The Day of the Dead can range from being a very important cultural event, with defined social and economic responsibilities for participants (exhibiting the socially equalizing behavior that social anthropologists would call redistributive feasting, e.g. on the island of Janitzio in Michoacan state), to being a religious observance featuring actual worship of the dead (e.g., as in Cuilapan, Oaxaca, an ancient capital of the Zapotec people, who venerated their ancestors and whose descendants do so to this day, an example of many traditional practices that Spanish priests pretend not to notice), to simply being a uniquely Mexican holiday characterized by special foods and confections (the case in all large Mexican cities.) In general, the more urban the setting within Mexico the less religious and cultural importance is retained by observants, while the more rural and Indian the locality the greater the religious and economic import of the holiday. Because of this, this observance is usually of greater social importance in southern Mexico than in the northern part of the country.

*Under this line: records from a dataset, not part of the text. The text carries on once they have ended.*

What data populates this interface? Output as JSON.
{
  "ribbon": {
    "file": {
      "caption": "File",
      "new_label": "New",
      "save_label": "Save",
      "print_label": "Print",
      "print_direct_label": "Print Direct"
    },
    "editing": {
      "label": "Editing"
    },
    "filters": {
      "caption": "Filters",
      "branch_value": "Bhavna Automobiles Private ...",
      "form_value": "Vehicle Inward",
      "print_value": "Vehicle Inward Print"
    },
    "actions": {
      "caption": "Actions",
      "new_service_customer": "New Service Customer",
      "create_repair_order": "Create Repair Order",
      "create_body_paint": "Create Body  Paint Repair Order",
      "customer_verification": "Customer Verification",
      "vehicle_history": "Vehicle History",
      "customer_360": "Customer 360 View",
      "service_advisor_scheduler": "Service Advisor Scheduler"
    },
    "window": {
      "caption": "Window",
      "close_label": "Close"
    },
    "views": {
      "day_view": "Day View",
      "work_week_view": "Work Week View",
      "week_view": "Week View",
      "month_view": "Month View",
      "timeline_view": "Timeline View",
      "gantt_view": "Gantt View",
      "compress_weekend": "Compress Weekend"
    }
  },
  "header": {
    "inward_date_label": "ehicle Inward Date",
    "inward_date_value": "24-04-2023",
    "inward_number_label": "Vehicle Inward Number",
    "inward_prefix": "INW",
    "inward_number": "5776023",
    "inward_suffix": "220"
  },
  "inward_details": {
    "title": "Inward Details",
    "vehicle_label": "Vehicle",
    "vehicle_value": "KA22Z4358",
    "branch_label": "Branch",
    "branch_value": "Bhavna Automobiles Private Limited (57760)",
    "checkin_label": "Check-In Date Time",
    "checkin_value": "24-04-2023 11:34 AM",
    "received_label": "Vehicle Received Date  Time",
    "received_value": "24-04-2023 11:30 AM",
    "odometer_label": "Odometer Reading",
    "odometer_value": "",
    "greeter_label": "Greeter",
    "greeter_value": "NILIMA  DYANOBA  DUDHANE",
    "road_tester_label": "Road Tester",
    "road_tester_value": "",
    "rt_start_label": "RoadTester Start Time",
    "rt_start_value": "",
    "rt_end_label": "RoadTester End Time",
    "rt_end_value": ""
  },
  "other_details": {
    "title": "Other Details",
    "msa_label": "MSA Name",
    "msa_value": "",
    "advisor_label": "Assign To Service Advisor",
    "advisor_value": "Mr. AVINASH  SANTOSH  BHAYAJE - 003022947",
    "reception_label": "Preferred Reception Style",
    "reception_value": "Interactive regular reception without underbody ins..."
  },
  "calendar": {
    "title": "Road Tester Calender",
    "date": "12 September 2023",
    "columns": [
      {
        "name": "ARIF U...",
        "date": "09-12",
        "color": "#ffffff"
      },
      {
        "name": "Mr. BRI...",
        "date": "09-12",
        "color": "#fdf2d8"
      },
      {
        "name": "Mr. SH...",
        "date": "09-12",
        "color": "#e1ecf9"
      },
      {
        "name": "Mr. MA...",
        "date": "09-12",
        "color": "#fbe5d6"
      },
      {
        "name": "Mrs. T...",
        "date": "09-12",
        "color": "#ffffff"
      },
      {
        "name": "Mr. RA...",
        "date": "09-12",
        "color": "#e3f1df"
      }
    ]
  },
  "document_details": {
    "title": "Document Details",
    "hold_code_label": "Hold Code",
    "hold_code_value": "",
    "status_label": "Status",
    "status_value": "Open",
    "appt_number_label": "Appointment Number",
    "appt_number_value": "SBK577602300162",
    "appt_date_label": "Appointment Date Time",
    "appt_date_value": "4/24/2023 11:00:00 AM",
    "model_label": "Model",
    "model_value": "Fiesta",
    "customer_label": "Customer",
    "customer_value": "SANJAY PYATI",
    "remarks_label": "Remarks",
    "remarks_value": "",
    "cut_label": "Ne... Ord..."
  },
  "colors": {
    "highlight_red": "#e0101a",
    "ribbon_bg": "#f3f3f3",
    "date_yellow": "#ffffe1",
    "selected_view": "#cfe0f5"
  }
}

Miracle Theatre Group is pleased to display an exhibit of ofrendas (altars) created by local Latino artists in celebration of Día de los muertos (Day of the Dead). The exhibit, curated by Pepe Moscoso of FusionArte and sponsored by the Consulate of Mexico in Portland, is free and open to the public.
Los Porteños is a Portland-area Latino writers group of emerging and established fiction writers, journalists, bloggers, dramatists and poets. Established in 2007 and hosted by Miracle Theatre Group, the group meets regularly to share new work to develop the skills and art of each writer. 2010 marks the group’s third Día de los muertos literary reading.
Frank Delgado , Catherine Evleshin, Joann Farías. Alberto Moreno. Emma Oliver, Ivonne Saed , Cindy Williams Gutiérrez
James Peck … Don Juan
Sara Fay Goldman … Isabel
Nurys Herrera … Margarita
Sofia May Cuxim … Brigida
Enrique E. Andrade … Calixto
Matt Volner … Jaime
Sarah Peters … Francine
Olga Sanchez … Director
Hal Logan … Musical Director/Sound Designer
Mark Haack … Scenic Designer
Dug Martell … Lighting Designer
Maria Ferrin … Costume Designer/Choreographer
Sarah Lydecker … Prop Master
Lisa Coye … Dramaturge
Gavin Hales … Stage Manager
Rebecca Lewis … Carpenter
Wailana Kalama … Sound Technician
Sylvia Malán and Sarah Hinds … House Managers
Miracle Theatre Group 425 SE 6th Avenue Portland, Oregon 97214 503-236-7253
Miracle Theatre Group